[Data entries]

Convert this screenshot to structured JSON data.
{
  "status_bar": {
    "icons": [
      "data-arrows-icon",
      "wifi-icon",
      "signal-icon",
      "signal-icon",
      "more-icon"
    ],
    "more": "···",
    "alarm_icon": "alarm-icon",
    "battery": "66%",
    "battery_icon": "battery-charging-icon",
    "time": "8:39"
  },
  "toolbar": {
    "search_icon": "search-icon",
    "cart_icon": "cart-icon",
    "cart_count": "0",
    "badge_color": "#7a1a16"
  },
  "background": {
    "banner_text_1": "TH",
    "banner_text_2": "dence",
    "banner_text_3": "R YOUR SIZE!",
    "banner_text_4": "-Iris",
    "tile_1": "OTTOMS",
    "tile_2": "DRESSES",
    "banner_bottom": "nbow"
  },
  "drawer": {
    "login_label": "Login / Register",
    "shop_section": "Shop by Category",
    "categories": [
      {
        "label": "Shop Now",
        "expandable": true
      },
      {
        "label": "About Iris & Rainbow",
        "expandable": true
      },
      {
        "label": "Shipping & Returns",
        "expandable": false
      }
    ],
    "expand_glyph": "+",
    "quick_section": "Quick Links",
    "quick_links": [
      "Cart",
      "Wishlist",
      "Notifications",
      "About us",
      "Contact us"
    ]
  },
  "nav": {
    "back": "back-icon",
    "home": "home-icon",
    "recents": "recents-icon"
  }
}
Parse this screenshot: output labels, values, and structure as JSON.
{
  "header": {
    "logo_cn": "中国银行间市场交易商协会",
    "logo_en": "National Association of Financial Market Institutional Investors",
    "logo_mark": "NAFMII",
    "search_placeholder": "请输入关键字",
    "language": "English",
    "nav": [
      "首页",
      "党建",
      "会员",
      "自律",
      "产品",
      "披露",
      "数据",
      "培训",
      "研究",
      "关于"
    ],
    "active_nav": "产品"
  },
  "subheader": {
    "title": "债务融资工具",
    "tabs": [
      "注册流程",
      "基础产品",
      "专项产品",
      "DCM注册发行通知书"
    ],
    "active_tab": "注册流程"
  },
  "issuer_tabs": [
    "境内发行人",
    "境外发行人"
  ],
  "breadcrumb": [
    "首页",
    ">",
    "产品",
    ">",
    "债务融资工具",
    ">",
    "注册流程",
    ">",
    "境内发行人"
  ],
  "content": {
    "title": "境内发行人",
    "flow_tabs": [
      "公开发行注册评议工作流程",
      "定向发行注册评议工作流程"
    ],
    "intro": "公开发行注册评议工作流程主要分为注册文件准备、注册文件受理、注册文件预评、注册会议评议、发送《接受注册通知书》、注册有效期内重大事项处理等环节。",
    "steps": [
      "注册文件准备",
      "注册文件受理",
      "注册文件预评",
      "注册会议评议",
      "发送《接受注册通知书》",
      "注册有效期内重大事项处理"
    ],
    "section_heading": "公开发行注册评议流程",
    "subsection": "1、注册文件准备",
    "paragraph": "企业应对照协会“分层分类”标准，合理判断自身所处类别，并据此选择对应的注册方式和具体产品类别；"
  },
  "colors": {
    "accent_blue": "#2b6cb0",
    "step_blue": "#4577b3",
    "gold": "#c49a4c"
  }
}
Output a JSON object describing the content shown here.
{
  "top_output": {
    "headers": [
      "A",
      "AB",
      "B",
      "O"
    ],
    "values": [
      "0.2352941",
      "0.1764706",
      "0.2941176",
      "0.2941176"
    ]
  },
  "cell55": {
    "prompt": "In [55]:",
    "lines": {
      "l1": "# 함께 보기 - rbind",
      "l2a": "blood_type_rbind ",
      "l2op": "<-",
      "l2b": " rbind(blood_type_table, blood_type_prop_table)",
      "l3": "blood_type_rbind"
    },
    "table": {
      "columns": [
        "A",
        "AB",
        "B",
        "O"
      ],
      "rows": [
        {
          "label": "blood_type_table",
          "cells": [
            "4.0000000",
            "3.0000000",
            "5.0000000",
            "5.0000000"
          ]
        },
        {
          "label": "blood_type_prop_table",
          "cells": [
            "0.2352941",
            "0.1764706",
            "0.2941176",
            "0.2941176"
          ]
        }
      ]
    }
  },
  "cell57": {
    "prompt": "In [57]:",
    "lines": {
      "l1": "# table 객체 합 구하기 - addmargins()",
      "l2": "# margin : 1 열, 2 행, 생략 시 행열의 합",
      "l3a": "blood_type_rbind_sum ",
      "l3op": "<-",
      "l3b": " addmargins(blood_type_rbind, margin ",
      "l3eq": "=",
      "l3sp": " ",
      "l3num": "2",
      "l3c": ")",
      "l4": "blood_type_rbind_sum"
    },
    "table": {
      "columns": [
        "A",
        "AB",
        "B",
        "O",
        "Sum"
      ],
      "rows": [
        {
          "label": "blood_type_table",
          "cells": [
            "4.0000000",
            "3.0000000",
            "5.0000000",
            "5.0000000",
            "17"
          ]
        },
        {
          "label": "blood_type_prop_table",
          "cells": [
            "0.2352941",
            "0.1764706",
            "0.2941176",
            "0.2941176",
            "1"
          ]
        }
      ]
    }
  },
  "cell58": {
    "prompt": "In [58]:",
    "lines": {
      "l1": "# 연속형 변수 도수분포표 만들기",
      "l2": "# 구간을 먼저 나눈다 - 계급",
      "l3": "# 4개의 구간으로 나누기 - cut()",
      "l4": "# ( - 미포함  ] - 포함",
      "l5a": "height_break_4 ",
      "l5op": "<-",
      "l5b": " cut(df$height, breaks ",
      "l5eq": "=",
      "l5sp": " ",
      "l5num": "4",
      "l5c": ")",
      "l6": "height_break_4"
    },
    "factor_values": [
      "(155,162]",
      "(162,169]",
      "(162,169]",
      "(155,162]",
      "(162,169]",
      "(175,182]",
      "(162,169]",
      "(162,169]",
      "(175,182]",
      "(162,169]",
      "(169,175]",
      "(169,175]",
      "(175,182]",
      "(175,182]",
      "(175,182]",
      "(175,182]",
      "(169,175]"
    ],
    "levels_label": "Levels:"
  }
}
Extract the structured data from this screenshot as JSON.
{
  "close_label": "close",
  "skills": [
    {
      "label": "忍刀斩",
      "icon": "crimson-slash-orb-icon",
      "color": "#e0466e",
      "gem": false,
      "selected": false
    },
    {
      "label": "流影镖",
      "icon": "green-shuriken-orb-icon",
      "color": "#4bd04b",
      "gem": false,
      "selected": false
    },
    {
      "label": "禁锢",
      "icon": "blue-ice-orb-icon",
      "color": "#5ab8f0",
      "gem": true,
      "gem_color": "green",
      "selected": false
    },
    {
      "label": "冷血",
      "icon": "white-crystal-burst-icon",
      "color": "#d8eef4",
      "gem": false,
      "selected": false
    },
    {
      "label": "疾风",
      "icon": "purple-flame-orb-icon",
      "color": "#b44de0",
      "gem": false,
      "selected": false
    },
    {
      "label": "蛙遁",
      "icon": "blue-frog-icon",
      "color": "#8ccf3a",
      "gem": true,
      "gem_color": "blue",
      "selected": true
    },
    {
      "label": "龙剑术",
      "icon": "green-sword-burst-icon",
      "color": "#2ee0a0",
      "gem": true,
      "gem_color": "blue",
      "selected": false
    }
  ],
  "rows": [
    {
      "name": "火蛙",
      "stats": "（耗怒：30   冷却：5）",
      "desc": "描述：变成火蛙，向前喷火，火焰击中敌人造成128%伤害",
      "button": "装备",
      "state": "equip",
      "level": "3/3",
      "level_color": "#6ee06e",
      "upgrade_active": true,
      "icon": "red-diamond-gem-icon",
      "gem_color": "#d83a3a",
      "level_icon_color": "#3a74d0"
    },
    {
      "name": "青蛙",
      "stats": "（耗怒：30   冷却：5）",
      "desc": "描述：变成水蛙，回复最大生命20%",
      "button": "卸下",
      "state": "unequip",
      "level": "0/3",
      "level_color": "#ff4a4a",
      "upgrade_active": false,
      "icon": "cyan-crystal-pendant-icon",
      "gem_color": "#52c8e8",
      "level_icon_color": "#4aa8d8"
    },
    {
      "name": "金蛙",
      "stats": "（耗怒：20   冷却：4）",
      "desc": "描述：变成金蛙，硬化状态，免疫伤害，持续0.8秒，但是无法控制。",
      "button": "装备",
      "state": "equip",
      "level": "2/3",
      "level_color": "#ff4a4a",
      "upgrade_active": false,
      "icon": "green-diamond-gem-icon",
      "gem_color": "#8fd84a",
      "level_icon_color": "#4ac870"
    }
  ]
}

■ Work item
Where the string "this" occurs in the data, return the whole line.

■ Exercise answer
Convert this screenshot to structured JSON data.
Parse this screenshot: output labels, values, and structure as JSON.
Extract the structured data from this screenshot as JSON.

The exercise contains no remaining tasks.